Wales needs more services to deal with the growing number of people suffering disabilities caused by head traumas, a brain injuries expert says.
Prof Rodger Wood of Swansea University said rehabilitation units for patients after they leave hospital can save millions every year in care costs.
A charity is building a residential unit in Carmarthenshire but Prof Wood said another four were needed.
The Welsh government said it was working to improve services.
The Brain Injury and Rehabilitation Trust - where Prof Wood was clinical director until 2001 - has 13 post-acute rehabilitation units in Scotland and England which are used to help patients after they leave hospital and return home.
It has none in Wales but is due to open its first unit in Llanelli in spring 2014.
'Provision isn't there'
However, Prof Wood says Wales needs more residential facilities to cope with demand.
"Around 500 people per year (in the UK) will have permanent and serious neuro-behaviour disabilities as a result of head trauma," he said.
"If you think of that year on year the number of people is growing and the level of services for them is still very, very poor.
"It's been estimated that people who go through post-acute rehabilitation make the kind of improvements that save millions of pounds per year in care costs - that's contact with GPs, contact with hospital authorities, social services support and all the rest of it.
"But the provision still isn't there for them."
While most head injuries will not cause any lasting damage, the more serious cases can have a big impact on a patient's life.
Prof Wood explained that head injuries often damage the frontal lobes of the brain - or the "social brain" - which stops people doing or saying things we might regret.
"Alcohol tolerance is low, so you get drunk much more easily, you lose your temper much more easily, judgement is poor and that often leads to contact with the police - and imprisonment," added Prof Wood, who is consultant clinical neuro psychologist with Singleton and Morriston hospitals
The Brain Injury and Rehabilitation Trust is building its first unit in Wales, in Llanelli, which will have 24 beds, six of which will be in independent flats.
About 50 full-time jobs will also be created when the centre opens in April next year.
Susan Munroe, the director of the trust, said the building was state-of-the-art.
"It's going to have 24 beds, 18 of them will be in the main unit (with) single en-suite rooms," she said.
Ms Munroe told Radio Wales about 80% of their patients were men.
"Most of them are youngish men as well and that's because the commonest causes of brain injury are road traffic accidents, assaults, falls and then sporting injuries and industrial injuries," she added.
"Other things like strokes and infection can also cause somebody to have a brain injury."
A Welsh government spokesperson said: "We recognise that many individuals who suffer a traumatic brain injury need effective co-ordinated care to deal with both the physical and psychological effects."

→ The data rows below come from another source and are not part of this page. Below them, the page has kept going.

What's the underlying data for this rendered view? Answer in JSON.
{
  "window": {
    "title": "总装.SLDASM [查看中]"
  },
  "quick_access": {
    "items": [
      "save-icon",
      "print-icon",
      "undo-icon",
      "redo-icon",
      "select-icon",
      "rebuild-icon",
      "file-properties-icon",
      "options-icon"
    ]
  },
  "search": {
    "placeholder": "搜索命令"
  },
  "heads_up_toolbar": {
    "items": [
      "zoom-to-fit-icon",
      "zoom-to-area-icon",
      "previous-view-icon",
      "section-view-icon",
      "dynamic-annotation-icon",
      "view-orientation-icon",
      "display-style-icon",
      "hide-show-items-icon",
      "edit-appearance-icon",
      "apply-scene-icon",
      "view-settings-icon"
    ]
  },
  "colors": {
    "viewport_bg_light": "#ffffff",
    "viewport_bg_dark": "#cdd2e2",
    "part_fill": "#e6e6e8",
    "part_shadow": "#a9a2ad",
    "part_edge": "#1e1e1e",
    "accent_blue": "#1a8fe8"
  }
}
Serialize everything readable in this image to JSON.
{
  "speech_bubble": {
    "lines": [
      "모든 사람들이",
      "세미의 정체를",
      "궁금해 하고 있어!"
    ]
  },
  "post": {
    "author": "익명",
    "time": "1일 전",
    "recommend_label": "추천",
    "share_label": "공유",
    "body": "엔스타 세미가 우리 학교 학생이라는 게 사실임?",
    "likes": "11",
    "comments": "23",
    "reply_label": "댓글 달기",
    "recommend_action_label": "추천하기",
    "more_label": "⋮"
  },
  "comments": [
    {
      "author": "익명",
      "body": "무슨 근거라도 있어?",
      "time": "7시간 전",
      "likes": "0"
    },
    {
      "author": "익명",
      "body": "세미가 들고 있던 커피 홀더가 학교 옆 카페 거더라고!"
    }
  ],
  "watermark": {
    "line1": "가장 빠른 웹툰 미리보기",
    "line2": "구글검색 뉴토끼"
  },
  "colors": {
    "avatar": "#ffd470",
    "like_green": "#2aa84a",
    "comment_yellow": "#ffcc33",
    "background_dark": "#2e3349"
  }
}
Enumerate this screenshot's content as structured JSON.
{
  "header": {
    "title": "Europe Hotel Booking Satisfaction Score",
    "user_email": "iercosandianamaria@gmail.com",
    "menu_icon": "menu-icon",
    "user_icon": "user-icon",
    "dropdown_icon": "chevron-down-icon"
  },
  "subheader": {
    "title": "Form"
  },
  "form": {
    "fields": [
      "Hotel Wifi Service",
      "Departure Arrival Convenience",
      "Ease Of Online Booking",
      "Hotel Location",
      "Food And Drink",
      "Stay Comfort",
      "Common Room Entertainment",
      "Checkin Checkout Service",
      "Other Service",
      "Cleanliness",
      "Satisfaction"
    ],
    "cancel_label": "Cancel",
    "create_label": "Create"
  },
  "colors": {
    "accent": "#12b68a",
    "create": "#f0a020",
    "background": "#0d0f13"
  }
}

The spokesperson added work was ongoing to improve their care through the development of a delivery plan for neurological conditions and the implementation of the recommendations of a Welsh Adult Neuroscience Review by local health boards.